| Task brief |
Without the images, set down each entry exactly.

[App and web page records]
--- --- ---

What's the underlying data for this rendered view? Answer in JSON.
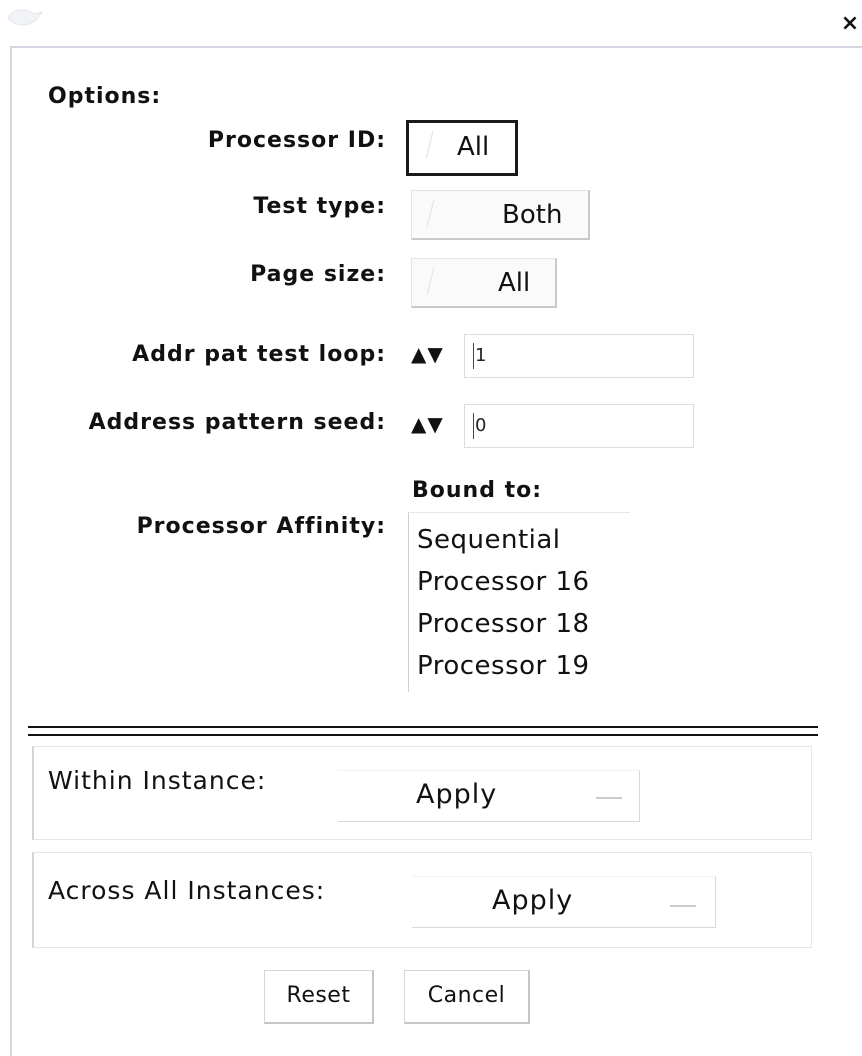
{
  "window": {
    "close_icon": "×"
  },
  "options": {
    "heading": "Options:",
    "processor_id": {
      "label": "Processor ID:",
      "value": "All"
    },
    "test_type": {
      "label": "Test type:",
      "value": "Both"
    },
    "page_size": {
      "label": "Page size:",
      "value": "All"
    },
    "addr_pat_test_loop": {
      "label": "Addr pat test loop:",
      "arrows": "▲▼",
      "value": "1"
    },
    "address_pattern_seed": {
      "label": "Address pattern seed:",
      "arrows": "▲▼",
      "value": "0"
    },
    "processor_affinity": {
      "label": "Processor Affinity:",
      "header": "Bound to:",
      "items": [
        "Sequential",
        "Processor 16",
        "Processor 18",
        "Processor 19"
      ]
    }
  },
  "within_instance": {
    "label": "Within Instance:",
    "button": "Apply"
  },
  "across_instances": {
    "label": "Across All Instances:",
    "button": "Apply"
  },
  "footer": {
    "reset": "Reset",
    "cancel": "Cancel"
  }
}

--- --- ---

| Output below |
What's the underlying data for this rendered view? Answer in JSON.
{
  "window": {
    "close_icon": "×"
  },
  "options": {
    "heading": "Options:",
    "processor_id": {
      "label": "Processor ID:",
      "value": "All"
    },
    "test_type": {
      "label": "Test type:",
      "value": "Both"
    },
    "page_size": {
      "label": "Page size:",
      "value": "All"
    },
    "addr_pat_test_loop": {
      "label": "Addr pat test loop:",
      "arrows": "▲▼",
      "value": "1"
    },
    "address_pattern_seed": {
      "label": "Address pattern seed:",
      "arrows": "▲▼",
      "value": "0"
    },
    "processor_affinity": {
      "label": "Processor Affinity:",
      "header": "Bound to:",
      "items": [
        "Sequential",
        "Processor 16",
        "Processor 18",
        "Processor 19"
      ]
    }
  },
  "within_instance": {
    "label": "Within Instance:",
    "button": "Apply"
  },
  "across_instances": {
    "label": "Across All Instances:",
    "button": "Apply"
  },
  "footer": {
    "reset": "Reset",
    "cancel": "Cancel"
  }
}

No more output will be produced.